Its composer, George Gershwin (September 26, 1898 – July 11, 1937), was an American composer and pianist whose compositions spanned both popular and classical genres. Besides Rhapsody in Blue, his best-known works are an orchestral work An American in Paris (1928), the jazz standard I Got Rhythm (1930), and the opera Porgy and Bess (1935) which gave birth to the hit Summertime.
Montblanc has an annual tradition to launch donation pen collection for honouring world-famous classical musicians.
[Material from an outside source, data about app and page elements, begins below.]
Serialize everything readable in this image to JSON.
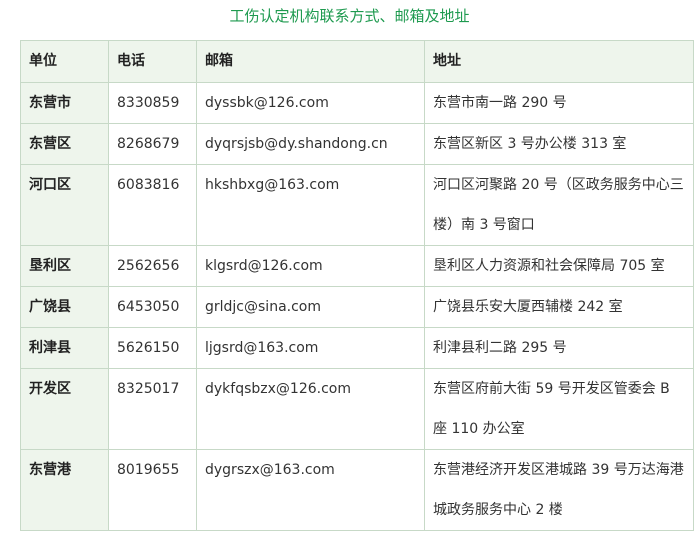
{
  "title": "工伤认定机构联系方式、邮箱及地址",
  "table": {
    "headers": {
      "unit": "单位",
      "phone": "电话",
      "email": "邮箱",
      "address": "地址"
    },
    "rows": [
      {
        "unit": "东营市",
        "phone": "8330859",
        "email": "dyssbk@126.com",
        "address": "东营市南一路 290 号"
      },
      {
        "unit": "东营区",
        "phone": "8268679",
        "email": "dyqrsjsb@dy.shandong.cn",
        "address": "东营区新区 3 号办公楼 313 室"
      },
      {
        "unit": "河口区",
        "phone": "6083816",
        "email": "hkshbxg@163.com",
        "address": "河口区河聚路 20 号（区政务服务中心三楼）南 3 号窗口"
      },
      {
        "unit": "垦利区",
        "phone": "2562656",
        "email": "klgsrd@126.com",
        "address": "垦利区人力资源和社会保障局 705 室"
      },
      {
        "unit": "广饶县",
        "phone": "6453050",
        "email": "grldjc@sina.com",
        "address": "广饶县乐安大厦西辅楼 242 室"
      },
      {
        "unit": "利津县",
        "phone": "5626150",
        "email": "ljgsrd@163.com",
        "address": "利津县利二路 295 号"
      },
      {
        "unit": "开发区",
        "phone": "8325017",
        "email": "dykfqsbzx@126.com",
        "address": "东营区府前大街 59 号开发区管委会 B 座 110 办公室"
      },
      {
        "unit": "东营港",
        "phone": "8019655",
        "email": "dygrszx@163.com",
        "address": "东营港经济开发区港城路 39 号万达海港城政务服务中心 2 楼"
      }
    ]
  }
}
This program supports selected cultural projects from pioneering artists the world over with a donation of 20 euros per fountain pen (and 10 euros per ballpoint or rollerball). The edition of 2019 paid the tribute to George Gershwin.
The design of Gershwin fountain pen is quite distinctive — easily recognised. The clip is in the shape of a clarinet — a tribute to the clarinet opening from Gershwin’s Rhapsody in Blue. Another tribute to Rhapsody in Blue is the ink window which features a blue colour. The cap ring is inspired by the Brooklyn Bridge to symbolise the close relationship George Gershwin had with his place of birth. The cap and barrel are made out of black resin combined with platinum-coated fittings. The length of the pen with the cap is 15.6 cm, and the total weight is 89.84 grams.
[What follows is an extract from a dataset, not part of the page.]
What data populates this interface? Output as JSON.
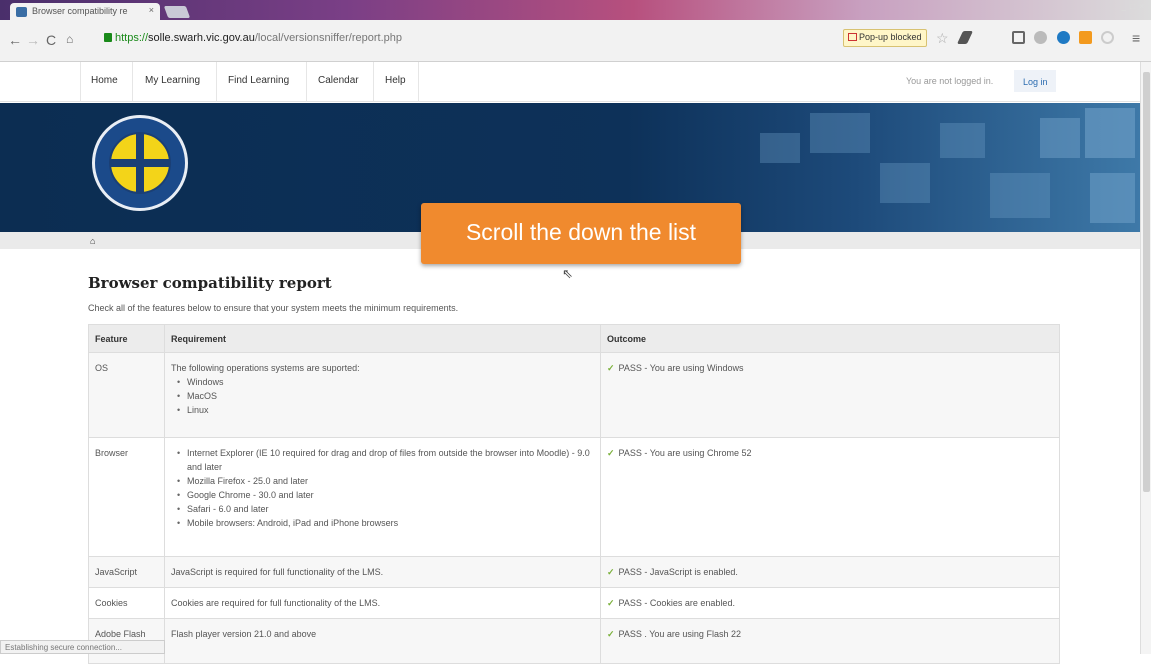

This year the world commemorate 75 years of the end of the World War II. After the surrender of the German on June, Japan decided to surrender on August, due to the continuous defeat at the Pacific theatre, the dropping of two atomic bombs in Hiroshima and Nagasaki, but especially by the declaration of war and attacks from Russia. Like Germany, Japan chose to surrender to the US rather than being occupied by Russia. Hey, those mad Russians had even murdered their own Tsar on World War I and almost all of their own heroes just before the World War II..
Now, please forget those clumsy Russias with their bad fountain pens (at that time), and focus to the US. Dwight D. Eisenhower and Douglas MacArthur were US Generals with quite different personalities, but — being American patriots — they both used the same brand of pen for the surrender documents 75 years ago. Eisenhower had chosen Parker 51, but MacArthur preferred to use Parker Duofold. Eisenhower’s Parker 51 was used to sign the German Instrument of Surrender in Reims (07 May 1945). MacArthur used a Parker Duofold to sign the Japanese Instrument of Surrender on the deck of the USS Missouri (02 September 1945). Both were two of the most popular pens of their time. But the Duofold was a design that was 20 years older than the 51.
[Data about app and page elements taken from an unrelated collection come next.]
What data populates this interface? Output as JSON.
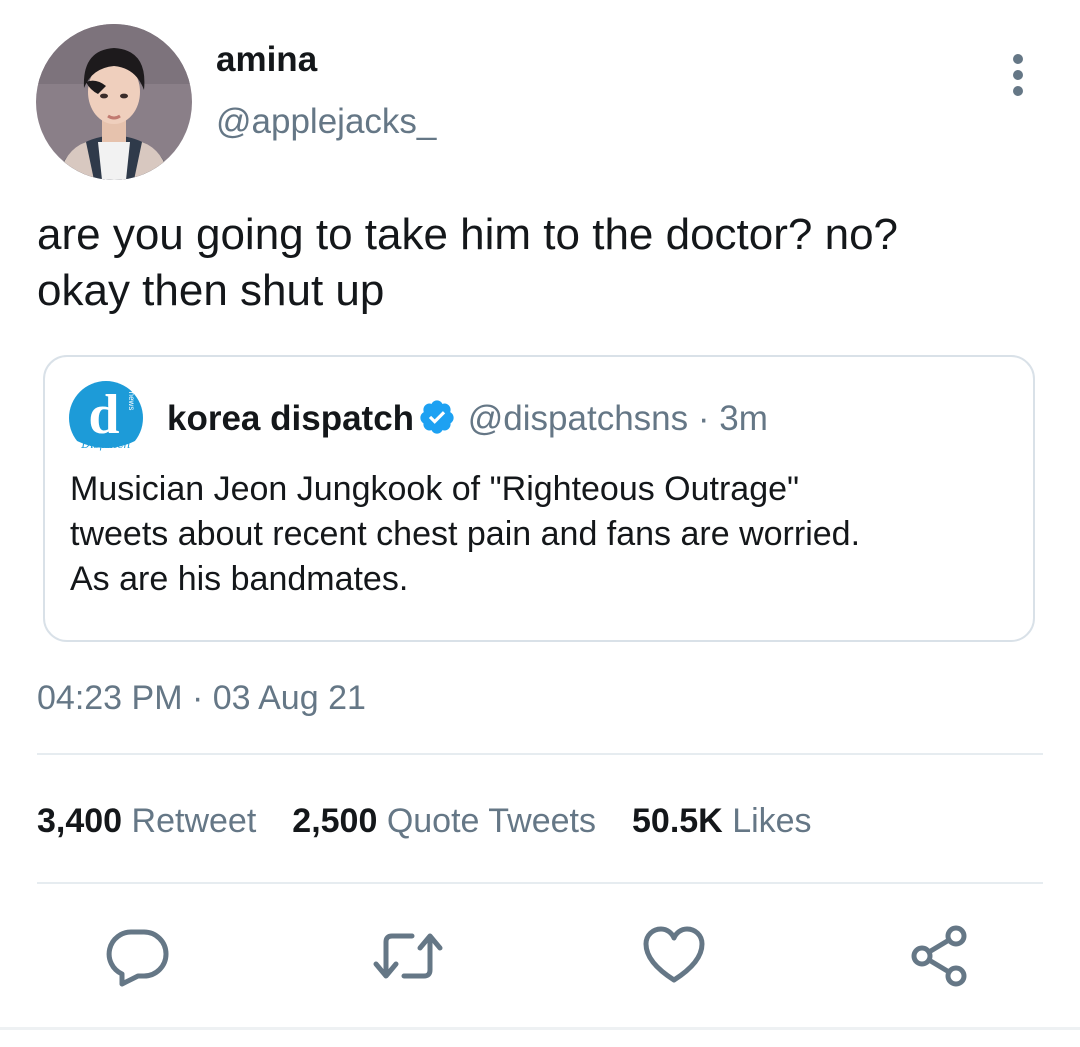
{
  "author": {
    "display_name": "amina",
    "handle": "@applejacks_"
  },
  "tweet": {
    "text_lines": [
      "are you going to take him to the doctor? no?",
      "okay then shut up"
    ],
    "timestamp": "04:23 PM · 03 Aug 21"
  },
  "quoted_tweet": {
    "display_name": "korea dispatch",
    "handle": "@dispatchsns",
    "time": "· 3m",
    "logo_letter": "d",
    "logo_badge": "news",
    "logo_script": "Dispatch",
    "text_lines": [
      "Musician Jeon Jungkook of \"Righteous Outrage\"",
      "tweets about recent chest pain and fans are worried.",
      "As are his bandmates."
    ]
  },
  "stats": {
    "retweets": {
      "count": "3,400",
      "label": "Retweet"
    },
    "quotes": {
      "count": "2,500",
      "label": "Quote Tweets"
    },
    "likes": {
      "count": "50.5K",
      "label": "Likes"
    }
  },
  "actions": {
    "reply_icon": "reply-icon",
    "retweet_icon": "retweet-icon",
    "like_icon": "heart-icon",
    "share_icon": "share-icon"
  },
  "colors": {
    "text_primary": "#14171a",
    "text_secondary": "#657786",
    "verified_blue": "#1da1f2",
    "border": "#d9e1e8",
    "icon_gray": "#657786"
  }
}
Parker started producing Duofold in 1921. It was a large pen compared with other pens at the time. Almost all other pens at the time were black, but Duofold was available in a bright red/orange color. Even at the USS Missouri, there were multiple pens used to sign the multiple copies of the Japanese Instrument of Surrender — all were standard black pens, except that one Duofold.
The Duofold design is based on the era of Jazz and Art Deco and reflects the abundance and style of the time. It is actually a collection of writing instruments with exceptional character and outstanding design. The Duofold pen is available in 3 sizes, the large Centennial, classical International, or the smaller Demi. The one displayed here is a Parker Duofold Centennial, launched to celebrate 100 years of Parker pens, i.e. in 1988. Crafted from solid acrylic with highly distinguished, contrasting contrasting platinum details. The pen has an 18 kt gold nib in F sizes.